|Unaccompanied Minors (2006)
Starring: Dyllan Christopher, Gina Mantegna, Quinn Shephard, Tyler James Williams, Lewis Black, Brett Kelly, Wilmer Valderrama
Director: Paul Feig
Say this for the kiddie Christmas comedy “Unaccompanied Minors”: the movie is positively overflowing with good taste, from the Christmas songs that open and close the movie (the Kinks and Everything but the Girl, respectively) to the comic royalty that appears in even the smallest roles. The movie’s director, Paul Feig, helmed episodes of “Arrested Development,” “The Office,” and “Freaks and Geeks,” and dipped into the talent pools of all three, among others, to put this movie together. Last but not least, the kids that play the six lead roles are funny, funny, funny. Pity, then, that the movie is just okay, surrendering to its target audience instead of holding it hostage.
The story takes place at Hoover International Airport (Chicago’s O’Hare in real life), where a bunch of kids from various parts of the country are stranded en route to their final destinations by a snowstorm. The unaccompanied minors are all rounded up and put in one big, rowdy room. When Zach (Wilmer Valderrama), the airport employee assigned to monitor them, is dog-piled by the little kids, five escape: rich girl Grace (Gina Mantegna, Joe Mantegna’s daughter), good guy Spencer (Dyllan Christopher), cute tomboy Donna (Quinn Shephard), privileged geek Charlie (Tyler James Williams, who plays the young Chris Rock on “Everybody Hates Chris”), and gentle giant Beef (Brett Kelly). After each commits acts that draw the ire of head of airport personnel (Lewis Black), they are deliberately separated from the rest of the unaccompanied minors as punishment, which means Spencer is separated from his little sister Katherine (Dominique Saldana), who becomes the prisoner of an older girl who views Katherine as a real-life Barbie doll.
If “Unaccompanied Minors” leads me to do one thing, it will be to watch “Everybody Hates Chris” on a regular basis. Tyler James Williams is money, people, and his Charlie is a unique blend of quirky and accessible, as opposed to some Urkel reboot that plays the fool for the sake of playing the fool. In fact, all of the child actors in “Unaccompanied Minors” are uncommonly good, a rare sight if ever there was one, especially when you consider that Saldana’s twin sister is the busier actress of the two (she does commercials out the wazoo).
If anyone brings the movie down, it is the adult actors.
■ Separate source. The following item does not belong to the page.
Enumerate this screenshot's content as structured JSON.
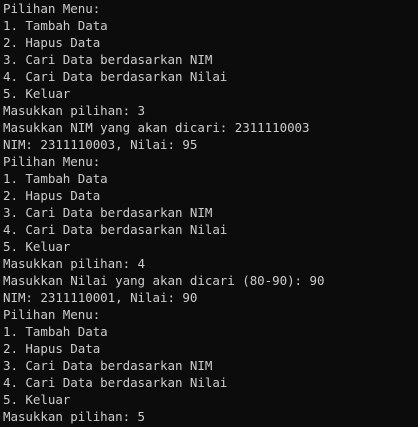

Lewis Black is a funny guy, but he is the Keanu Reeves of comedic actors, and his presence as the adult lead is infuriating once you realize how many superior comics appear in supporting roles and cameos (nuh-uh, we’re spoiling nothing). If any thing brings the movie down, it’s their willingness to play down to the target audience. Their approach to bathroom humor is admirable, in that they find the right time and place for it, and use it sparingly. In every other aspect, though, they make things a bit too contrived, and the best stunt-casting in the world can’t overcome repeated shots to the groin.
“Unaccompanied Minors” is like the ultimate ‘tweener movie. The older kids are going to think it’s too uncool for them, and the kiddos (or more likely their parents) will find the humor and situations to be too “adult.” What both groups need to realize is that this could have been “Ferris Bueller’s Day Off” for the kiddie set. Now do you understand why I was so disappointed that the movie wasn’t better than it was? I thought so.
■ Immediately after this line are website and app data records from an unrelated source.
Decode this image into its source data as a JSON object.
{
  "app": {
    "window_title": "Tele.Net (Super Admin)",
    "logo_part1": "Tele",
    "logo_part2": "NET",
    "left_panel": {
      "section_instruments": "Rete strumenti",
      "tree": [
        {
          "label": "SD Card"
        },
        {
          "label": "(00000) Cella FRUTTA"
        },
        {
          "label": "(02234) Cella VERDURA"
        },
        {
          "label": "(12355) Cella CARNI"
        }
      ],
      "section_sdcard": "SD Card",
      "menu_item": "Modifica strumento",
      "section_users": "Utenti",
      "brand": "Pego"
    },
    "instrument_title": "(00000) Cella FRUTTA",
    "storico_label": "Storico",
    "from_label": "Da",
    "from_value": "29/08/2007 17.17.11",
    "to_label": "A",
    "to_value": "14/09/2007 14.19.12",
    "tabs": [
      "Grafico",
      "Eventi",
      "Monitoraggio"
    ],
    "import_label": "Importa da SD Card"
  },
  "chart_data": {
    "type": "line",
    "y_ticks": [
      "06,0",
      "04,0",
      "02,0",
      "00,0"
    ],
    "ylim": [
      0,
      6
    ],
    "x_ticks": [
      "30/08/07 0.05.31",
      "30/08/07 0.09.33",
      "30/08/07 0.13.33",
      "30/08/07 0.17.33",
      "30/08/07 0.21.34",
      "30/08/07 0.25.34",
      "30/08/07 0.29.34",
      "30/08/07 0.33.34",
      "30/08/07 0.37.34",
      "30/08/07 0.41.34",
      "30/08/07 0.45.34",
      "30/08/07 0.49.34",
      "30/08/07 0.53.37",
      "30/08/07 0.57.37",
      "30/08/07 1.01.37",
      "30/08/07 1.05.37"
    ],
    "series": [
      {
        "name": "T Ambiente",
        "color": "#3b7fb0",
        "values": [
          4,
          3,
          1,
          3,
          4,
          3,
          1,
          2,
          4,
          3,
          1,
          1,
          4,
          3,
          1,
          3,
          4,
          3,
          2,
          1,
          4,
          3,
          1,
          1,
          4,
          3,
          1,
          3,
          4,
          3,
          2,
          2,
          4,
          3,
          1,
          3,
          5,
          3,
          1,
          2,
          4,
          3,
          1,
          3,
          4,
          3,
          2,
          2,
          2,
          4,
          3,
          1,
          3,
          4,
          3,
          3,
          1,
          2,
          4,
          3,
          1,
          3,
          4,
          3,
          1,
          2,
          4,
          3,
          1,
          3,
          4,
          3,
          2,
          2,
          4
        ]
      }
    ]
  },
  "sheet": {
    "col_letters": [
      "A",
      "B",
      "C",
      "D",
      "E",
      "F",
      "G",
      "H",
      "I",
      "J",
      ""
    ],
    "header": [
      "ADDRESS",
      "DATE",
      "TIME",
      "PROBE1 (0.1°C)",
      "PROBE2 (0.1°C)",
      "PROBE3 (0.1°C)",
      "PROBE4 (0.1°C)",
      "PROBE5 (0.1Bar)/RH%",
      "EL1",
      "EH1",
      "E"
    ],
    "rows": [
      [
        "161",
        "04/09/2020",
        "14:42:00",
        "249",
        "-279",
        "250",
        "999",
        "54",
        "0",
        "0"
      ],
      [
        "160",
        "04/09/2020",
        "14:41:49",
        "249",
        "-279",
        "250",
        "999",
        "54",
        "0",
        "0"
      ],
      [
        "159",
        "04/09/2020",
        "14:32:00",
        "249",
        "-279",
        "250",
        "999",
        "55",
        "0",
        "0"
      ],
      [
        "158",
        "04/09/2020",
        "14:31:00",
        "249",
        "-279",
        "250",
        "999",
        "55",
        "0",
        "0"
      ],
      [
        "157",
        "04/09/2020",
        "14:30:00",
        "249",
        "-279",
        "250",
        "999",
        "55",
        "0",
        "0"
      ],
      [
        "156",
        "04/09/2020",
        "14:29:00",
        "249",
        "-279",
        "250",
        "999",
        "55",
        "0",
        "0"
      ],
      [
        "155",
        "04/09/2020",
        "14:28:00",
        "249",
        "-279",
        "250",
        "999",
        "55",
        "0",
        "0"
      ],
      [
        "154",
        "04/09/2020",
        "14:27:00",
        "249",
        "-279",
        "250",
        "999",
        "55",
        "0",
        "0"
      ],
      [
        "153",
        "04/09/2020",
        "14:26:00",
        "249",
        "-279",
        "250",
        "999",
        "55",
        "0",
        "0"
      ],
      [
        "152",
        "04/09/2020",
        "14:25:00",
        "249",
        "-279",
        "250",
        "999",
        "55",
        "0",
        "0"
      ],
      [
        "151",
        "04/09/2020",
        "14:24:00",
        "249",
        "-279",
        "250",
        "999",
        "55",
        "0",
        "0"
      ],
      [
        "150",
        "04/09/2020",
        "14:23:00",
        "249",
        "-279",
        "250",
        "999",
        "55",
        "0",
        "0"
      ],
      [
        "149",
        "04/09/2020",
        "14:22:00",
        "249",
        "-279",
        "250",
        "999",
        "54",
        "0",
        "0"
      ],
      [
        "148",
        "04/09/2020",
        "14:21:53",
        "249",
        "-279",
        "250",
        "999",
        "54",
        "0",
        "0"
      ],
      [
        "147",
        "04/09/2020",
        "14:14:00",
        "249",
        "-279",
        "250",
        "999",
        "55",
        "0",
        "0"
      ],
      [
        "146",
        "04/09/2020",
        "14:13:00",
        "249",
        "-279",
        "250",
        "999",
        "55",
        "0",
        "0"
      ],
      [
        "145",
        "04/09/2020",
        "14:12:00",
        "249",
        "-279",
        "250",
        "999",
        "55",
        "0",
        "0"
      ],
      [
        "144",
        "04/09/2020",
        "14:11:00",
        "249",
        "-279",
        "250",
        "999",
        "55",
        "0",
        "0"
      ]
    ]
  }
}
It should come as no surprise that Warner Bros. did not stuff the DVD for this underperforming movie to the gills with extra features. Along with an audio commentary by director Paul Feig, actor Lewis Black and the screenwriters, there is an extended dance sequence featuring Tyler James Williams, a series of nonessential deleted scenes, and a lengthy bit involving the Guards in the Hall.